Having a strong video strategy for your newspaper is important, By Defining who is going to shoot the video, who is going to edit it and ultimately, the method of how to serve it out to the viewers, you will begin to set in motion a roadmap for change in the newsroom.
There have been a lot of blogoshere conversations going on about where video fits into the new reality of web-based newspaper publishing. There are two divergent views banging around the industry. One, supported by the GateHouse Media’s, Howard Owens, puts the video cameras in the hands of mostly reporters. Viewers come to your site, as the theory goes, because there is lots of video to look at. Quality of the production is really secondary. Quick turnaround is the driving force. Hour to shoot, an hour to edit is the bar to reach here. Cheap point-and-shoot cameras, with video mode enabled, allows everyone in the newsroom, with a little training, to start producing video content.
The second web video strategy is one that I have embraced since I started my transition to video storytelling four years ago. It is driven by quality production values, with in-depth storytelling that is shot and edited by people with strong visual sensibilities.

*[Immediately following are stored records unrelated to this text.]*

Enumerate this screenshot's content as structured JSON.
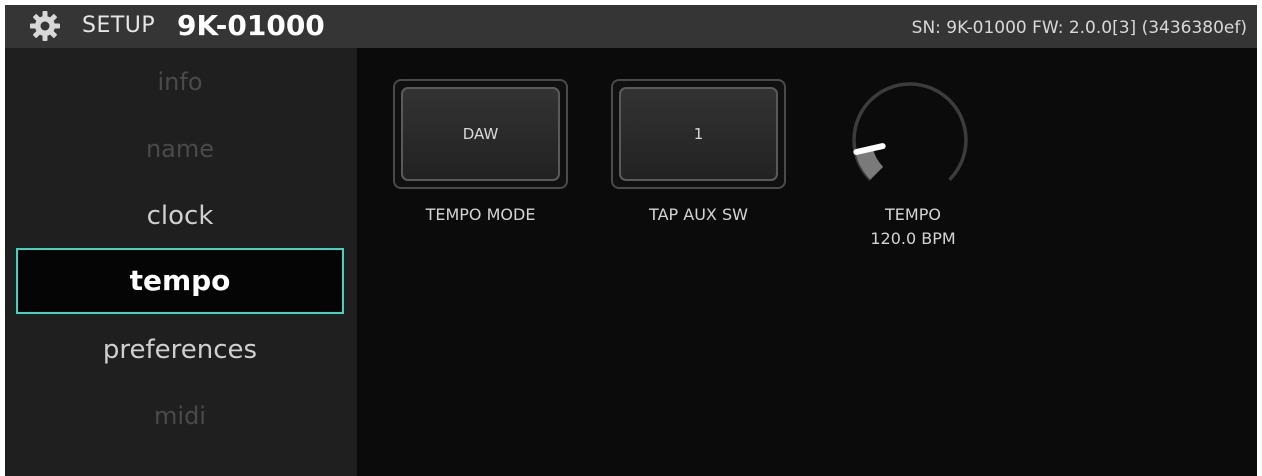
{
  "header": {
    "title_prefix": "SETUP",
    "device_name": "9K-01000",
    "device_info": "SN: 9K-01000 FW: 2.0.0[3] (3436380ef)"
  },
  "sidebar": {
    "items": [
      {
        "label": "info",
        "state": "dim"
      },
      {
        "label": "name",
        "state": "dim"
      },
      {
        "label": "clock",
        "state": "normal"
      },
      {
        "label": "tempo",
        "state": "active"
      },
      {
        "label": "preferences",
        "state": "normal"
      },
      {
        "label": "midi",
        "state": "dim"
      }
    ]
  },
  "controls": {
    "tempo_mode": {
      "value": "DAW",
      "caption": "TEMPO MODE"
    },
    "tap_aux_sw": {
      "value": "1",
      "caption": "TAP AUX SW"
    },
    "tempo": {
      "caption": "TEMPO",
      "value": "120.0 BPM",
      "level": 0.12
    }
  },
  "colors": {
    "accent": "#40d4c0",
    "header_bg": "#353535",
    "sidebar_bg": "#1f1f1f",
    "content_bg": "#0b0b0b",
    "knob_fill": "#7a7a7a"
  }
}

One of the places where Howard Owens’s quick turn around vision was first implemented was in Bakersfield, California.When I looked at those early videos, I cringed. The fundamentals of video shooting were not in place. The audio sucked. But there was a lot of video being produced. The Bakersfield video strategy piqued my interest. I asked myself, “Is this really the future of newspaper video journalism?”
Now that I have moved up the chain, from video producer to multimedia editor, I’ve tasked myself with creating a workable video strategy at my newspaper. My struggle is to find that synergy of volume without dumbing down the quality of the storytelling.
My challenge is to bring these separate, but both valid visions of video production, together to create a video strategy that works for everyone in the newsroom. Workflow is first up on my plate. Getting the supervisors of reporters to understand that if video is being added to the reporter’s duties, extra time will be needed for them to do both. This is a huge issue; especially at a time when newsroom resources have been limited by recent layoffs. It now means editors have to really buy in to the notion that being web-centric is more than just a concept. It means they have to think more visually when it comes time to assign stories. It also means they have to have that conversation with the writer about adding video to enhance their story that will appear on the web.
The next issue is the type of tools to use. We’ve tried the cheap camera route for a time. A $200 camera can shoot acceptable video in nice light, but really falls apart in low lighting conditions. The in-camera microphone is substandard. It picks up a wide pattern of audio (think traffic noise) making it hard for viewers focus on what the subject is saying. And don’t get me started on how unsteady point-and-shoot video is without a tripod. I’ve got funding to upgrade the multimedia tools that reporters will use. These hard drive based video cameras with small shotgun mics will help solve the quality issues of point-and-shoot cameras. Plus, these cameras shoot still photographs and can be used to gather audio from interviews. It’s three multimedia tools in one small package.
My next challenge is training. Last week I held a video training workshop for our web producers and mobile journalists (MoJos.) They learned the fundamentals of video production and editing with Final Cut Express 4. It was a great start, but now I will need to follow up with a video training program for reporters. Most of the bad reporter produced video I’ve seen suffers from a basic lack understanding of how to shoot video properly. If I can teach reporters the fundamentals, then give constructive feedback on what they produce, I believe the quality issues will resolve with time.
Finally, I need to motivate people (including the photojournalists at my paper) to be excited about adding video to their storytelling toolbox. I need everyone in the newsroom to understand that their jobs are changing and they need to change to. “Resistance is futile,” I like to say. If I can help change the newsroom culture away from same old, same old, then I believe my newspaper will be better prepared for all the challenges that will come in the future. Wish me luck; I’m going to need it.